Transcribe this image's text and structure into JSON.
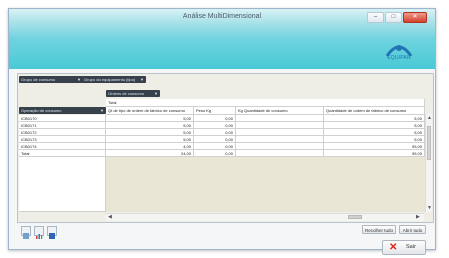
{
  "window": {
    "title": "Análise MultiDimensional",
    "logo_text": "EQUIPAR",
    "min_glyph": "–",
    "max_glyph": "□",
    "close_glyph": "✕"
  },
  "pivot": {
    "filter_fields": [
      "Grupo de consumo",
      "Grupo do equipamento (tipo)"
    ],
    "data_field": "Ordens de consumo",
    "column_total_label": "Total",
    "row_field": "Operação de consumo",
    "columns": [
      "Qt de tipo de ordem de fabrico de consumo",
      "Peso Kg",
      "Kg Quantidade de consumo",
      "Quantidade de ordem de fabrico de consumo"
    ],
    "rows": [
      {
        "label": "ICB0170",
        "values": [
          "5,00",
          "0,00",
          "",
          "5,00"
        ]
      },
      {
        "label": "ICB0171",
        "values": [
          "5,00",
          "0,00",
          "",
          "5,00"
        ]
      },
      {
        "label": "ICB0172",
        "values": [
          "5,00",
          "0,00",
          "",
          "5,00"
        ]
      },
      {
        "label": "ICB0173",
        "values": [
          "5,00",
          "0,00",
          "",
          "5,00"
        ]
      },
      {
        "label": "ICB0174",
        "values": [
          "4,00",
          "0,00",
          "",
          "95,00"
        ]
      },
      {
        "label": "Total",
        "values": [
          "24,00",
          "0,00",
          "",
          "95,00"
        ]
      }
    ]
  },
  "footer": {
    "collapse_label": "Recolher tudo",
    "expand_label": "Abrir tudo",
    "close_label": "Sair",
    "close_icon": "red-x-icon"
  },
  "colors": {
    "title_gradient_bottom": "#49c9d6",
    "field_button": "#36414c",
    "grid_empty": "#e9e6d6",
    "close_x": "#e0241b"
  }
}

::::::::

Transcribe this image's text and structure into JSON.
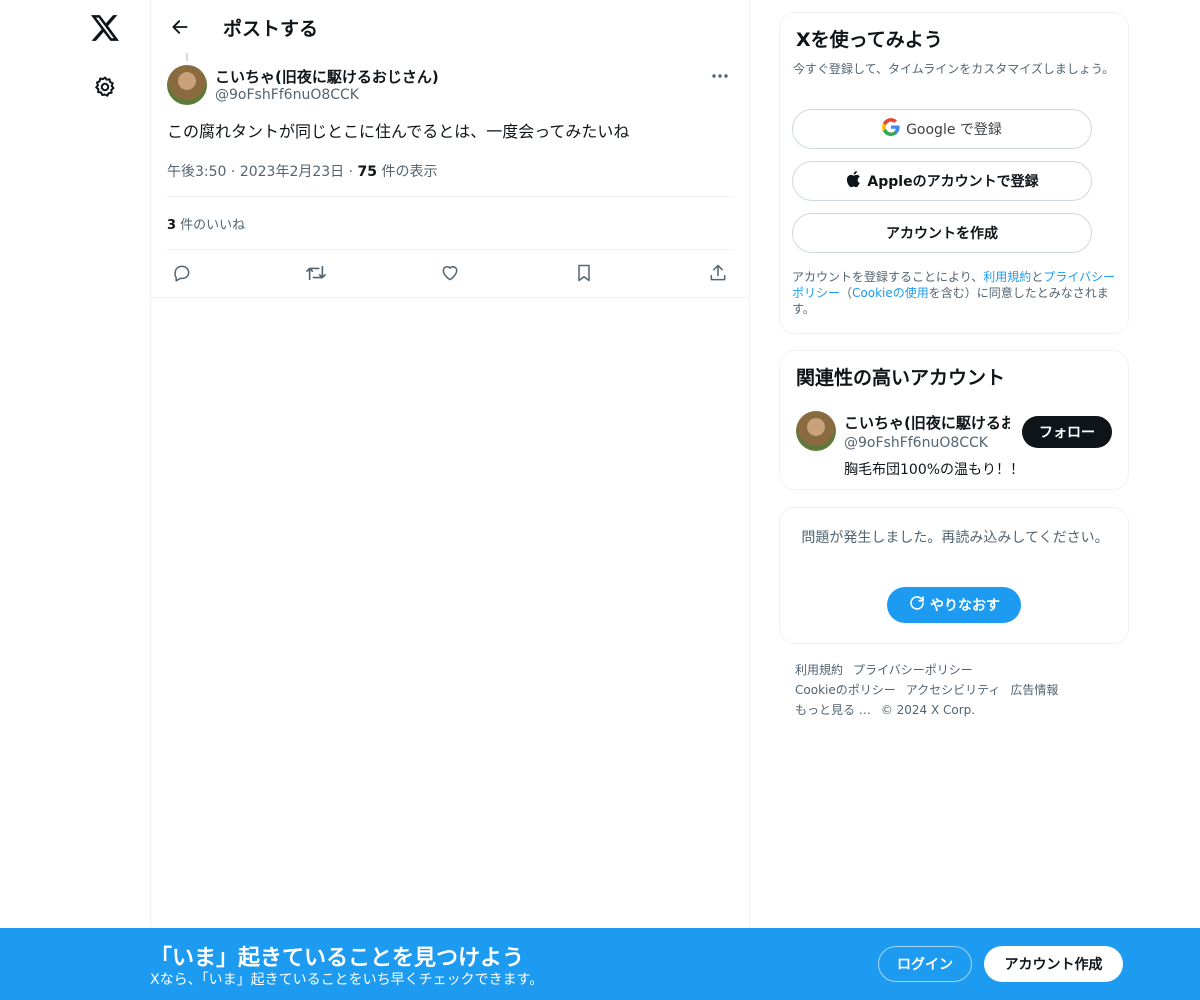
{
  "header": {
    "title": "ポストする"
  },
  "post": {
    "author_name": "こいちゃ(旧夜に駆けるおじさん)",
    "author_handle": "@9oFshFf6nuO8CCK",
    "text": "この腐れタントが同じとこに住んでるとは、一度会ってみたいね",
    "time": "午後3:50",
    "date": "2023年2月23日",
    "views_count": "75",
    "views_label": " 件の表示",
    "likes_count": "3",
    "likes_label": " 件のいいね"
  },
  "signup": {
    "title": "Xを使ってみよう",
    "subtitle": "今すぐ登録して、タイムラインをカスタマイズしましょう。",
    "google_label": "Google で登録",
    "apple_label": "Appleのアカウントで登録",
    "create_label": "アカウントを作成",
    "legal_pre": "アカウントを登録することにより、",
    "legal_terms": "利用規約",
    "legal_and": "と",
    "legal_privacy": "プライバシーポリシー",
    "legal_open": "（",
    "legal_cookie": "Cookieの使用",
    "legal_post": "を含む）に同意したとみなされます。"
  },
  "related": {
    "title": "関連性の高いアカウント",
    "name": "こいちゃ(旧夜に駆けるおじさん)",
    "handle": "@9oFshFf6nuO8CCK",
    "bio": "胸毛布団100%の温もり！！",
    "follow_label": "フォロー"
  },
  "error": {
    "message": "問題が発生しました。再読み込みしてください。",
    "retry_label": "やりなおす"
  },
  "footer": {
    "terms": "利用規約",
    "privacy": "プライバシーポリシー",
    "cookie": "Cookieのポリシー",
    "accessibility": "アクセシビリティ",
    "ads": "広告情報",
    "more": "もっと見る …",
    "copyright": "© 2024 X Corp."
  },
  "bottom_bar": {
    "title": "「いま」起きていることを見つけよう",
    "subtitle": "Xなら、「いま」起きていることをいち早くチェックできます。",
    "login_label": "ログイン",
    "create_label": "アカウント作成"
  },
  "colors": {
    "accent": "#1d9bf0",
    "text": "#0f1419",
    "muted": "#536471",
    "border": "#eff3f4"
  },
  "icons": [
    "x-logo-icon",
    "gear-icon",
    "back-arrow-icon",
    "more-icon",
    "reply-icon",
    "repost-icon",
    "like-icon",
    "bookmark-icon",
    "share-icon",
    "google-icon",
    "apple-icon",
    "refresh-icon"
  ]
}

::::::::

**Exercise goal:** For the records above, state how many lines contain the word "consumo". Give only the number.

**Task answer:** 6